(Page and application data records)

########

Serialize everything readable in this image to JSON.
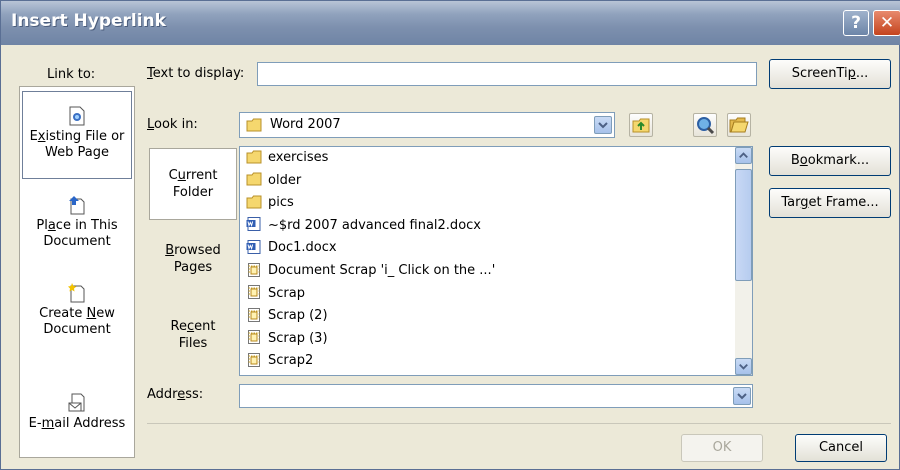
{
  "dialog": {
    "title": "Insert Hyperlink",
    "help_glyph": "?",
    "close_glyph": "✕"
  },
  "link_to": {
    "label": "Link to:",
    "items": [
      {
        "pre": "E",
        "u": "x",
        "post": "isting File or Web Page",
        "icon": "existing-file-icon"
      },
      {
        "pre": "Pl",
        "u": "a",
        "post": "ce in This Document",
        "icon": "place-in-document-icon"
      },
      {
        "pre": "Create ",
        "u": "N",
        "post": "ew Document",
        "icon": "create-new-document-icon"
      },
      {
        "pre": "E-",
        "u": "m",
        "post": "ail Address",
        "icon": "email-address-icon"
      }
    ]
  },
  "text_to_display": {
    "pre": "",
    "u": "T",
    "post": "ext to display:",
    "value": ""
  },
  "screentip": {
    "pre": "ScreenTi",
    "u": "p",
    "post": "..."
  },
  "look_in": {
    "pre": "",
    "u": "L",
    "post": "ook in:",
    "value": "Word 2007"
  },
  "nav": [
    {
      "pre": "C",
      "u": "u",
      "post": "rrent Folder"
    },
    {
      "pre": "",
      "u": "B",
      "post": "rowsed Pages"
    },
    {
      "pre": "Re",
      "u": "c",
      "post": "ent Files"
    }
  ],
  "files": [
    {
      "name": "exercises",
      "icon": "folder-icon"
    },
    {
      "name": "older",
      "icon": "folder-icon"
    },
    {
      "name": "pics",
      "icon": "folder-icon"
    },
    {
      "name": "~$rd 2007 advanced final2.docx",
      "icon": "word-doc-icon"
    },
    {
      "name": "Doc1.docx",
      "icon": "word-doc-icon"
    },
    {
      "name": "Document Scrap 'i_ Click on the ...'",
      "icon": "scrap-icon"
    },
    {
      "name": "Scrap",
      "icon": "scrap-icon"
    },
    {
      "name": "Scrap (2)",
      "icon": "scrap-icon"
    },
    {
      "name": "Scrap (3)",
      "icon": "scrap-icon"
    },
    {
      "name": "Scrap2",
      "icon": "scrap-icon"
    }
  ],
  "bookmark": {
    "pre": "B",
    "u": "o",
    "post": "okmark..."
  },
  "target_frame": {
    "pre": "Tar",
    "u": "g",
    "post": "et Frame..."
  },
  "address": {
    "pre": "Addr",
    "u": "e",
    "post": "ss:",
    "value": ""
  },
  "ok_label": "OK",
  "cancel_label": "Cancel",
  "colors": {
    "title_bar": "#7d90ae",
    "dialog_bg": "#ECE9D8",
    "field_border": "#7f9db9",
    "close_button": "#c4441e"
  }
}
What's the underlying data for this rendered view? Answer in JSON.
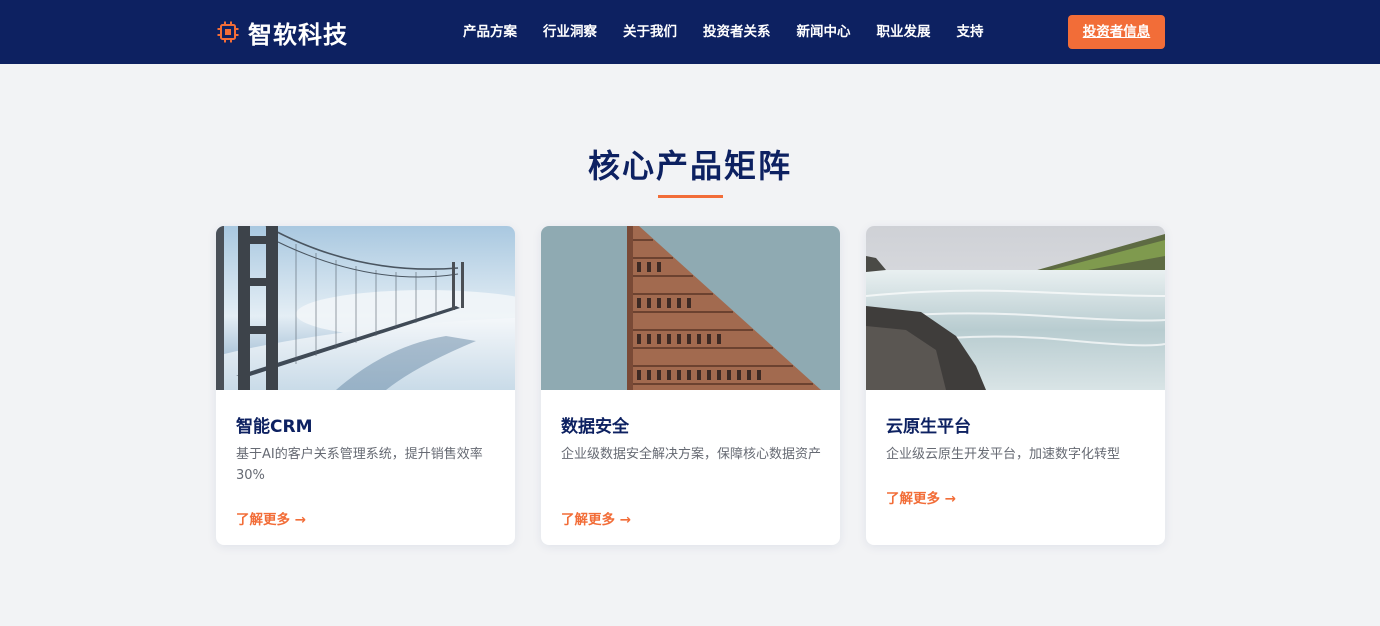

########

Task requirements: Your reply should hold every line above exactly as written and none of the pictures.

Response area:
Serialize everything readable in this image to JSON.
{
  "dialog": {
    "title": "Insert Hyperlink",
    "help_glyph": "?",
    "close_glyph": "✕"
  },
  "link_to": {
    "label": "Link to:",
    "items": [
      {
        "pre": "E",
        "u": "x",
        "post": "isting File or Web Page",
        "icon": "existing-file-icon"
      },
      {
        "pre": "Pl",
        "u": "a",
        "post": "ce in This Document",
        "icon": "place-in-document-icon"
      },
      {
        "pre": "Create ",
        "u": "N",
        "post": "ew Document",
        "icon": "create-new-document-icon"
      },
      {
        "pre": "E-",
        "u": "m",
        "post": "ail Address",
        "icon": "email-address-icon"
      }
    ]
  },
  "text_to_display": {
    "pre": "",
    "u": "T",
    "post": "ext to display:",
    "value": ""
  },
  "screentip": {
    "pre": "ScreenTi",
    "u": "p",
    "post": "..."
  },
  "look_in": {
    "pre": "",
    "u": "L",
    "post": "ook in:",
    "value": "Word 2007"
  },
  "nav": [
    {
      "pre": "C",
      "u": "u",
      "post": "rrent Folder"
    },
    {
      "pre": "",
      "u": "B",
      "post": "rowsed Pages"
    },
    {
      "pre": "Re",
      "u": "c",
      "post": "ent Files"
    }
  ],
  "files": [
    {
      "name": "exercises",
      "icon": "folder-icon"
    },
    {
      "name": "older",
      "icon": "folder-icon"
    },
    {
      "name": "pics",
      "icon": "folder-icon"
    },
    {
      "name": "~$rd 2007 advanced final2.docx",
      "icon": "word-doc-icon"
    },
    {
      "name": "Doc1.docx",
      "icon": "word-doc-icon"
    },
    {
      "name": "Document Scrap 'i_ Click on the ...'",
      "icon": "scrap-icon"
    },
    {
      "name": "Scrap",
      "icon": "scrap-icon"
    },
    {
      "name": "Scrap (2)",
      "icon": "scrap-icon"
    },
    {
      "name": "Scrap (3)",
      "icon": "scrap-icon"
    },
    {
      "name": "Scrap2",
      "icon": "scrap-icon"
    }
  ],
  "bookmark": {
    "pre": "B",
    "u": "o",
    "post": "okmark..."
  },
  "target_frame": {
    "pre": "Tar",
    "u": "g",
    "post": "et Frame..."
  },
  "address": {
    "pre": "Addr",
    "u": "e",
    "post": "ss:",
    "value": ""
  },
  "ok_label": "OK",
  "cancel_label": "Cancel",
  "colors": {
    "title_bar": "#7d90ae",
    "dialog_bg": "#ECE9D8",
    "field_border": "#7f9db9",
    "close_button": "#c4441e"
  }
}
What's the underlying data for this rendered view? Answer in JSON.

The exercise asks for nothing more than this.